- Avoid non-steroidal anti-inflammatory medications for the first three months after surgery (e.g., Advil, Motrin, Nuprin, Midol,
- Don’t lift anything heavier than a gallon of milk (nothing heavier than five to 10 pounds)
- Avoid driving due to accident risks
- Don’t develop an overreliance on opioid painkillers, and try to use them for no longer than four weeks after your procedure
- Don’t sleep on your stomach
Factors that can Slow Down Recovery Time
While it’s important for you to avoid the above activities, there are some factors that play an outsized role in hampering your recovery and in manifesting negative long-term side effects of spinal fusion. For instance, one is failing to walk or exercise. It might seem counterintuitive to emphasize activity after a major surgical procedure, but careful regular movement provides a bevy of important benefits, such as avoiding clots and maintaining muscle tone, which can have a stabilizing effect.
Lifting, twisting, or bending too soon also spells trouble. Such actions can put strain on the new graft in your spine. Damaging it may cause your surgery to fail.

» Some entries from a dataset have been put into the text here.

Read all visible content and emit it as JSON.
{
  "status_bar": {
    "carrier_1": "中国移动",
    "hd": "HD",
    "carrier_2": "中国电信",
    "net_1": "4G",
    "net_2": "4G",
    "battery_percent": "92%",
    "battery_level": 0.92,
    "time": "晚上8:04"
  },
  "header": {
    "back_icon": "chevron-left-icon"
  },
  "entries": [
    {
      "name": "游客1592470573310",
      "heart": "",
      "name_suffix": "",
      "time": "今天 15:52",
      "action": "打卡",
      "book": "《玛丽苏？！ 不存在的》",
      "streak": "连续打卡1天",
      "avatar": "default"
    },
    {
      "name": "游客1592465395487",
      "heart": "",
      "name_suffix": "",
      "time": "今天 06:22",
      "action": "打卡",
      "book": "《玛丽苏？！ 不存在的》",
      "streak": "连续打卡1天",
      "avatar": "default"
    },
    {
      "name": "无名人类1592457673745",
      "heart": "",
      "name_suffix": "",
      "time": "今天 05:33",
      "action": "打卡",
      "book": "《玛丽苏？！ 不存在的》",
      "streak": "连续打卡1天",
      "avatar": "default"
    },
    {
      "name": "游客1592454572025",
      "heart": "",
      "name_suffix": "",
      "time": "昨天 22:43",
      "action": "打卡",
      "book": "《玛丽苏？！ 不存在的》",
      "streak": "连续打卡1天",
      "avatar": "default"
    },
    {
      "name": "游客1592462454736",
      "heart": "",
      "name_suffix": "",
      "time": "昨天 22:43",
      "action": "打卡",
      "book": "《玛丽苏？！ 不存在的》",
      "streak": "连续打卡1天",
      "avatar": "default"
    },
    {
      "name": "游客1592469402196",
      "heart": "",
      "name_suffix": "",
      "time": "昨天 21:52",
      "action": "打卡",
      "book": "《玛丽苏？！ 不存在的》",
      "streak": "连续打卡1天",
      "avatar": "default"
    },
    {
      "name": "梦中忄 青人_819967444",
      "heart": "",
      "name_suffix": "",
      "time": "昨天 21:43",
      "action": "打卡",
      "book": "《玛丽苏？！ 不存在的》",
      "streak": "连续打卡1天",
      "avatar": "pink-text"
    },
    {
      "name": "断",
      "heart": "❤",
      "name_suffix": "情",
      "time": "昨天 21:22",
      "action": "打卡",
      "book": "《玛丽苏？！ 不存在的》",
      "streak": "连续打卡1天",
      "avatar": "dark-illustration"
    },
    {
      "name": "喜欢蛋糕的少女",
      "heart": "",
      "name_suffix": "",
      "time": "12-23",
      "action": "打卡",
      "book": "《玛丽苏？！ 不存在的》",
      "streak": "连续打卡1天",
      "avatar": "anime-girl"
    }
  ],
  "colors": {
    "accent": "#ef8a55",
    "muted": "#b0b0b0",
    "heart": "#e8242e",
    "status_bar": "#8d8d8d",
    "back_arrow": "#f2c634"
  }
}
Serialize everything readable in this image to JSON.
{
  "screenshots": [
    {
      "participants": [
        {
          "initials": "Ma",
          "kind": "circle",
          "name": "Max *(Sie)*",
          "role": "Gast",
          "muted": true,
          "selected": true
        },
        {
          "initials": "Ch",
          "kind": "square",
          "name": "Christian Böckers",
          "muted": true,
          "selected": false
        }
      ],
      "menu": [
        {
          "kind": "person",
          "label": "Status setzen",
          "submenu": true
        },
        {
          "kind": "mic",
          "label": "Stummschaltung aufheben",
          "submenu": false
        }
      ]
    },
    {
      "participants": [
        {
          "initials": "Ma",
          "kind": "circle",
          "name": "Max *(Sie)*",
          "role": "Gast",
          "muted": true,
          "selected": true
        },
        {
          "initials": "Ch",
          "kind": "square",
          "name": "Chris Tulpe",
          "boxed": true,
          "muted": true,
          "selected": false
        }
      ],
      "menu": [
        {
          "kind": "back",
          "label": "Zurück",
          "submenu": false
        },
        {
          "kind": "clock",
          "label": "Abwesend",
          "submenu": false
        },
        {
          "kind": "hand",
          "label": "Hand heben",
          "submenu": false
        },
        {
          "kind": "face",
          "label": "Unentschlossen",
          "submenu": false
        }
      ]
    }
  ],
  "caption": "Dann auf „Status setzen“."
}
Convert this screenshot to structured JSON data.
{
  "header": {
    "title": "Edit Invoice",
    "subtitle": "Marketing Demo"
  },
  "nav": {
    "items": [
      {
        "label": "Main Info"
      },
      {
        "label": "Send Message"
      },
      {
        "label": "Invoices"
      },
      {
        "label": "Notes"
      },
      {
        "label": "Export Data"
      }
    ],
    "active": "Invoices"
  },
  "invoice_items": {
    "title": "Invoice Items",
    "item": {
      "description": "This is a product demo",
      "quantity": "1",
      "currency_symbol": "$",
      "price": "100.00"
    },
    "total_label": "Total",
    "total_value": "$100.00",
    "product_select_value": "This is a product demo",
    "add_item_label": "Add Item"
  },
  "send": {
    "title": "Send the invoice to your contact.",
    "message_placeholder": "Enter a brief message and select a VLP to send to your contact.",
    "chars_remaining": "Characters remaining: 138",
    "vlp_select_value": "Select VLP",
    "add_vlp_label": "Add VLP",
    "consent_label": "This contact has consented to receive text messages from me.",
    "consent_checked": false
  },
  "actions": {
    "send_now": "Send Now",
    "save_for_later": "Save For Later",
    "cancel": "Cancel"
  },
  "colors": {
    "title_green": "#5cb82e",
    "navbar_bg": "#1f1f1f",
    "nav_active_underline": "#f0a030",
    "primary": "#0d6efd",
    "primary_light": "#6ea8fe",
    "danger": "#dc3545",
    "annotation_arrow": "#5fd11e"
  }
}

While everyone knows that tobacco is bad for you, continuing to smoke has a demonstrably negative effect on your recovery. A 2015 study published in Spine revealed that nonsmoking patient who underwent surgery for cervical myelopathy saw more than two-and-a-half times as much improvement as smokers. “Smoking may have a directly toxic effect on the intrinsic healing capability of the spinal cord,” the study’s authors concluded.
Finally, remaining obese makes it hard to heal. A 2017 study in Surgical Neurology International stated that morbid obesity was such a postoperative issue for patients that they should consider undergoing bariatric surgery prior to having a spinal procedure.
The fellowship-trained physicians at The Spine Center have more than five decades of experience in treating spine diseases, disorders, and injuries. Contact us today to learn how we can help!